I love music and I love video games (well, some of it/them, anyway.) So how can I limit myself to writing only one post about video game music? Here’s another one.
This is one of the most haunting tracks that ever came out of a mid-90s RPG. If you’ve played Final Fantasy VII, you’ll know what event this track pairs with. If you haven’t, it’s where the main character realizes that his whole life has been a lie. Oh yeah, spoilers.
Anyway, Nobuo Uematsu is a genius when it comes to video game music. This is one of the most understated, quiet pieces in an FF game, but it’s effective as hell.
Sometimes you just want to play a game where you’re a blue hedgehog rolling around fucking everything up. And not one of the god-awful fuck 3D Sonic games like Sonic 06. I mean the real thing. The old Genesis games had proper background music, and Chemical Plant Zone from Sonic 2 has one of the best tracks in the history of the franchise. It’s a techno early 90s Sega Genesis track and that’s all you need to know.

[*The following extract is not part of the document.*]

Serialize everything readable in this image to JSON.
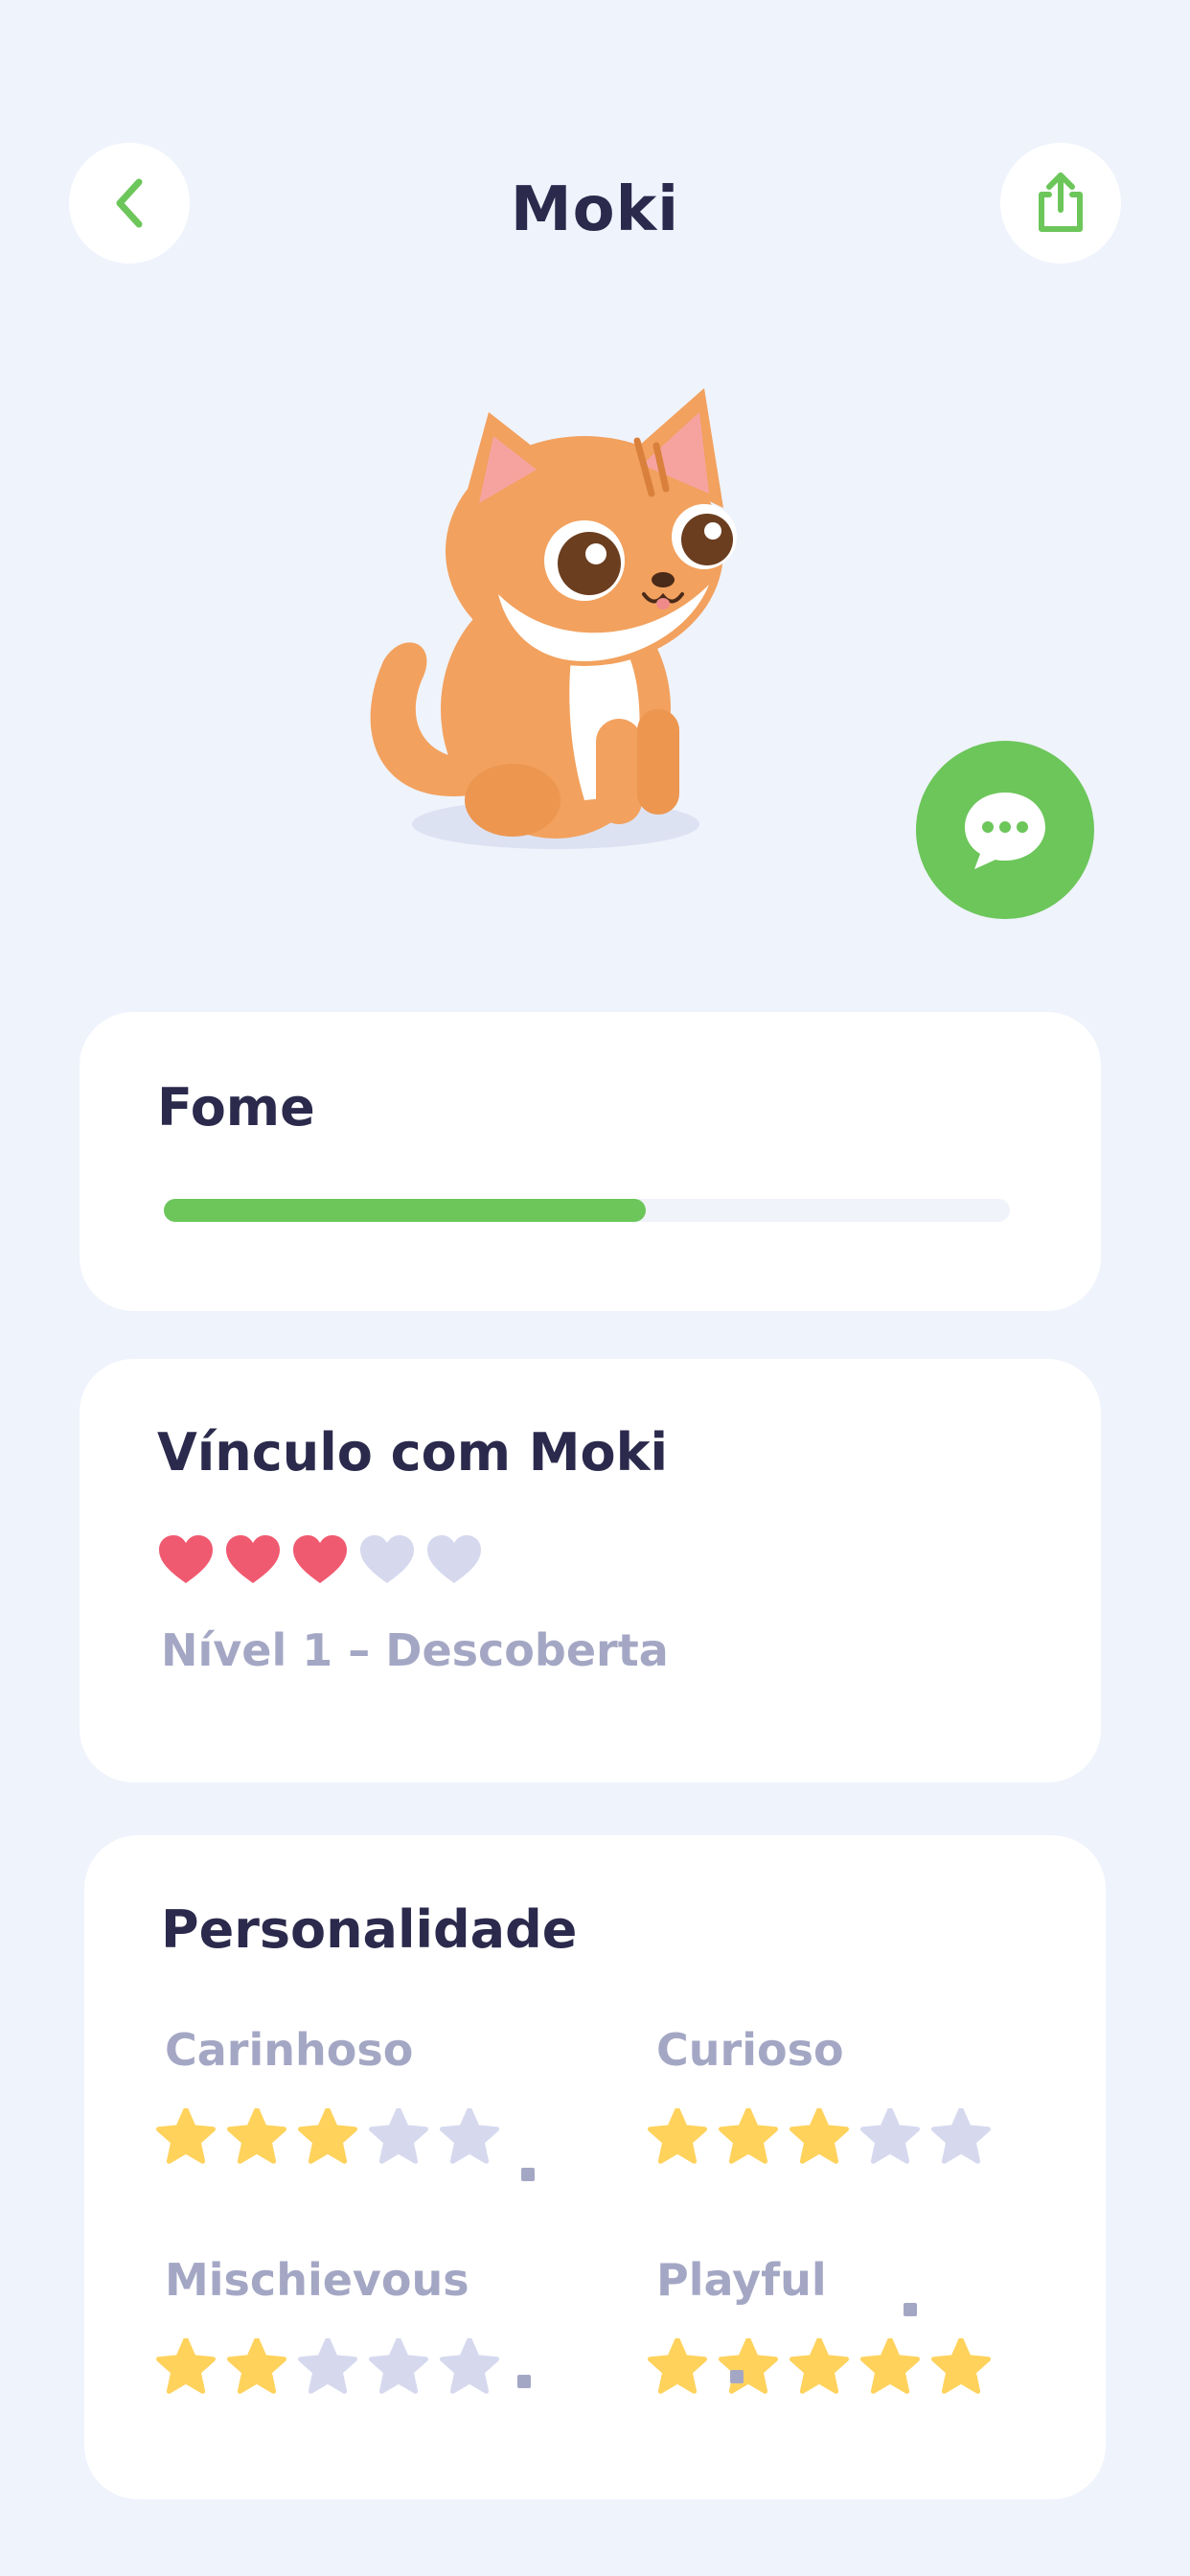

Modern horror movies are garbage. At least, the ones that are made and air in my country are garbage. People go to the theater to say “oh no a thing moved in the corner of the screen” for 120 minutes. But what can you expect from the same people who think Mamma Mia is worth giving money to a person to see.
At some point, anyway, you have to admit that our horror movies are garbage and to turn to video games, which keep the horror genre alive. And among these games, old-school looking RPG Maker games such as Ib and The Witch’s House are surprisingly effective. The great-granddaddy of these games is Yume Nikki, a freeware piece made by a mysterious man known only as KIKIYAMA. Yume Nikki translates as “Dream Diary” and is about Madotsuki, a young girl who refuses to leave her 150th story apartment bedroom/balcony and lives her life through her dreams. Her dreams happen to be mostly disturbing as fuck, and it’s your job as the player to guide Madotsuki through her dreams and to collect all the “effects” that let her use various powers.
Yume Nikki excels in creating a mood, and its background music adds to this effect. The tracks are simple but incredibly haunting, and they’re extremely effective in the game itself. Do yourself a favor and go play Yume Nikki if you haven’t already. With the lights off at midnight.
(Ib and The Witch’s House both have really good BGMs too, and they’re far more horror in aim and theme than Yume Nikki, which is more of a surreal dream game. So if you’re looking to actually piss yourself, go for those instead.)
All of it. This is a pure nostalgia pick, because like many other people in their late 20s Outrun is one of the first racing video games I ever remember playing, in my case as a small child who could barely manipulate the Genesis controller in an effective fashion. But that 16-bit music certainly got stuck in my brain, even if I couldn’t get past the damn checkpoints most of the time. There are certainly better soundtracks out there – this one is really more “background music” than a soundtrack – but it’s a very dynamic set of songs that doesn’t wear on me with successive listens.
The two Digital Devil Saga games are worthy additions to the Shin Megami Tensei family of games. They’re much more traditional JRPGs than the mainline SMT games and other spinoffs – DDS doesn’t feature demon recruitment at all – but they’re well-crafted and tell an interesting story. They also feature the always fantastic work of Shoji Meguro, who fully deserves a place in the video game soundtrack pantheon along with Uematsu. And “Hunting – Betrayal” is one of his best battle themes, maybe his best ever. The pure tension in this piece is astounding. Listen to it with the dial turned to 10.
I’ve already taken a look at Umineko, but it’s worth bringing up again that this visual novel series has an amazing soundtrack, and “Dead Angle” is one of the best tracks in the game. For the unfamiliar, Umineko is a very long visual novel mystery series about a family that is almost entirely murdered on a private island. The game mixes up mystery with supernatural elements, and one of the central themes of Umineko is deals with the existence of magic and the line between reality and fantasy. The game is honestly kind of a mess, but it’s a fascinating mess and, in the end, a satisfying story. And the music is fantastic.
Speaking of Uematsu – again – this is my favorite Final Fantasy battle theme. I didn’t love Final Fantasy VIII. It was a good game, but it also had lots of problems, and the soap opera-level love story was fairly balls in my opinion. However, the gameplay is still classic FF at this point, and the soundtrack is excellent.
I don’t normally read Youtube comments, because they tend to be so stupid that you can’t understand how the commenter managed to remember to breathe for long enough to write the comment and send it, but some user on the site aptly observed that “Force Your Way” sounds like the composer wrote eight different intros to a battle theme and shoved them all together. And it works. Even if the story of FF8 kinda doesn’t.